The IoT digital grid involves “increased machine-to-machine communication; it’s built on cloud computing and networks of data-gathering sensors; it’s mobile, virtual, and instantaneous connection”. [2] But what makes IoT really come together is the connection of sensors and machines, sending and receiving data via cloud-based applications “using leveraged data.”[3] The “real value that the Internet of Things creates is at the intersection of gathering data and leveraging it.” [4] Every devices creates data, so why not use that data to make our other devices work better?


Strengths and Weaknesses of IoT


Smart technology has proliferated itself over the past few years, and has found its way into many homes. Much of this technology works. The popularity of smartphones and smart TV’s are undeniable. Smart home monitoring systems, and smart home health monitors are also gaining widespread popularity. Why? Because these smart products offer value to the consumer, by ways of securitizing their loved ones, providing entertainment, or convenience, among more.


We also have seen the emergence of smart cities, wherein, sensors are placed on bridges to measure stress levels, and on roads to monitor conditions, and on traffic lights for flow optimization.  Each of these machines transmit data to the grid, translating it into useful intelligence, followed by the ability to enable a real time response.


These technologies work.


However, to increase efficiency and for full functionality, consumers and vendors alike must learn to embrace open standards that improve IoT management. Big data information gathering, analytics and network communications are dependant on open acceptance. This could prove to be a potential problem for IoT proliferation, especially in relation to privacy and security concerns. A vast amount of personalized data and big data is required for some devices, and so security questions are raised as to how safe the collected information is.


Practical Application for IoT?  
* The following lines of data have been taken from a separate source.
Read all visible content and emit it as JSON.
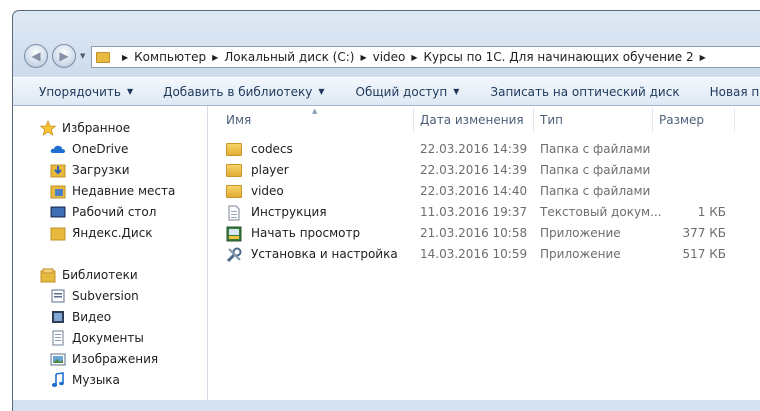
{
  "address": {
    "crumbs": [
      "Компьютер",
      "Локальный диск (C:)",
      "video",
      "Курсы по 1С. Для начинающих обучение 2"
    ]
  },
  "toolbar": {
    "organize": "Упорядочить",
    "add_library": "Добавить в библиотеку",
    "share": "Общий доступ",
    "burn": "Записать на оптический диск",
    "new_folder": "Новая папка"
  },
  "nav": {
    "favorites": {
      "label": "Избранное",
      "items": [
        "OneDrive",
        "Загрузки",
        "Недавние места",
        "Рабочий стол",
        "Яндекс.Диск"
      ]
    },
    "libraries": {
      "label": "Библиотеки",
      "items": [
        "Subversion",
        "Видео",
        "Документы",
        "Изображения",
        "Музыка"
      ]
    }
  },
  "columns": {
    "name": "Имя",
    "date": "Дата изменения",
    "type": "Тип",
    "size": "Размер"
  },
  "files": [
    {
      "name": "codecs",
      "date": "22.03.2016 14:39",
      "type": "Папка с файлами",
      "size": "",
      "icon": "folder-icon"
    },
    {
      "name": "player",
      "date": "22.03.2016 14:39",
      "type": "Папка с файлами",
      "size": "",
      "icon": "folder-icon"
    },
    {
      "name": "video",
      "date": "22.03.2016 14:40",
      "type": "Папка с файлами",
      "size": "",
      "icon": "folder-icon"
    },
    {
      "name": "Инструкция",
      "date": "11.03.2016 19:37",
      "type": "Текстовый докум...",
      "size": "1 КБ",
      "icon": "text-document-icon"
    },
    {
      "name": "Начать просмотр",
      "date": "21.03.2016 10:58",
      "type": "Приложение",
      "size": "377 КБ",
      "icon": "application-icon"
    },
    {
      "name": "Установка и настройка",
      "date": "14.03.2016 10:59",
      "type": "Приложение",
      "size": "517 КБ",
      "icon": "setup-tools-icon"
    }
  ],
  "colors": {
    "folder": "#e7b93d",
    "toolbar_text": "#1e395b",
    "header_text": "#4c607a",
    "meta_text": "#6d6d6d"
  }
}
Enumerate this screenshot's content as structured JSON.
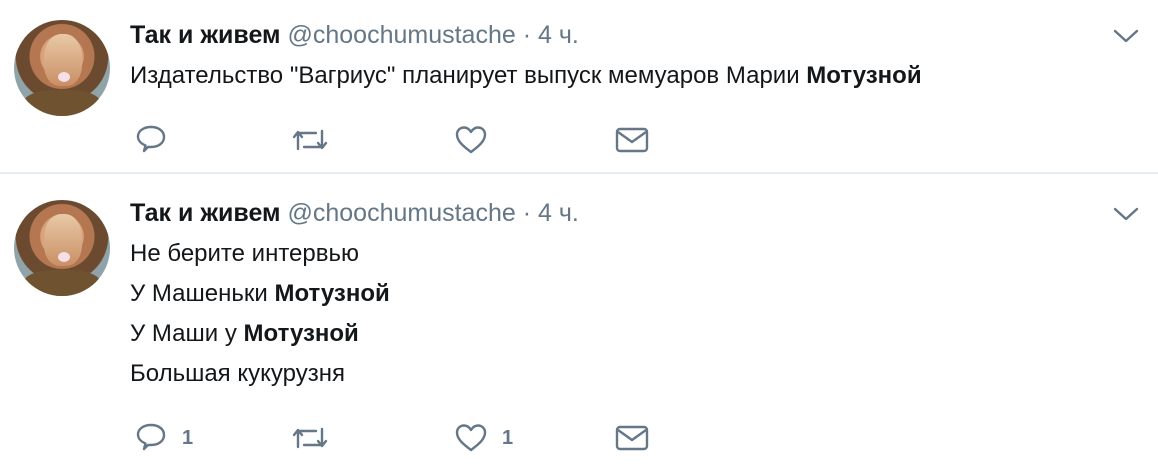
{
  "tweets": [
    {
      "name": "Так и живем",
      "handle": "@choochumustache",
      "separator": "·",
      "time": "4 ч.",
      "lines": [
        {
          "pre": "Издательство \"Вагриус\" планирует выпуск мемуаров Марии ",
          "bold": "Мотузной",
          "post": ""
        }
      ],
      "actions": {
        "reply_count": "",
        "retweet_count": "",
        "like_count": ""
      }
    },
    {
      "name": "Так и живем",
      "handle": "@choochumustache",
      "separator": "·",
      "time": "4 ч.",
      "lines": [
        {
          "pre": "Не берите интервью",
          "bold": "",
          "post": ""
        },
        {
          "pre": "У Машеньки ",
          "bold": "Мотузной",
          "post": ""
        },
        {
          "pre": "У Маши у ",
          "bold": "Мотузной",
          "post": ""
        },
        {
          "pre": "Большая кукурузня",
          "bold": "",
          "post": ""
        }
      ],
      "actions": {
        "reply_count": "1",
        "retweet_count": "",
        "like_count": "1"
      }
    }
  ],
  "icons": {
    "reply": "reply-icon",
    "retweet": "retweet-icon",
    "like": "heart-icon",
    "message": "envelope-icon",
    "menu": "chevron-down-icon"
  },
  "colors": {
    "name": "#14171a",
    "secondary": "#657786",
    "icon": "#657786",
    "divider": "#e6ecf0"
  }
}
Is IoT really going to become part of our daily lives, or is it merely a viral idea with little to no practical application? IoT has demonstrated that it can be used to make our lives not only easier, but also safer. But it also has practical application for many different uses.  Businesses from a variety of industries are seeing the opportunities ahead for IoT.


Business have the ability to boost their productivity and optimize operations through the use of better tracking of their assets and inventories. IoT could also be utilized practically in efforts to maintain quality control or consistency in regards to products, and or services. Additionally, large investment opportunities are being presented to industries where IoT can add significant value.


We are able to receive warning for impending natural disasters through monitoring the environment, which decrease the occurrence of catastrophes and danger. Climate change has also initiated the need to reach better solutions for energy.  Energy can be harvested through the use of IoT technology, reducing GHG emissions for individuals or enterprises.


Ultimately technology is driving innovation, and IoT is the next big trend. It is creating the connected consumer. IoT increases the efficiency of a variety of things, while also simultaneously lowering operational costs, and everyone wants that. The emergence of IoT technology has initiated a fundamental shift, as it is going to be a major initiator for many new products and services. The benefits are clear, and 2016 definitely seems as though it will be the year we really see what IoT can do.


[1] Marcia Breen, “Will The Internet of Things Take Over Your Home in 2016?”, nbcnews.com, January 7th, 2016, http://www.nbcnews.com/tech/tech-news/will-internet-things-take-over-your-home-2016-n490826.

[2] Daniel Burrus, “The Internet of Things is Far Bigger Than Anyone Realizes”, wired.com, Accessed January 13, 2016, http://www.wired.com/insights/2014/11/the-internet-of-things-bigger/.

[3] Ibid.

[4] Ibid.

Leave a Reply

We have permission to contact you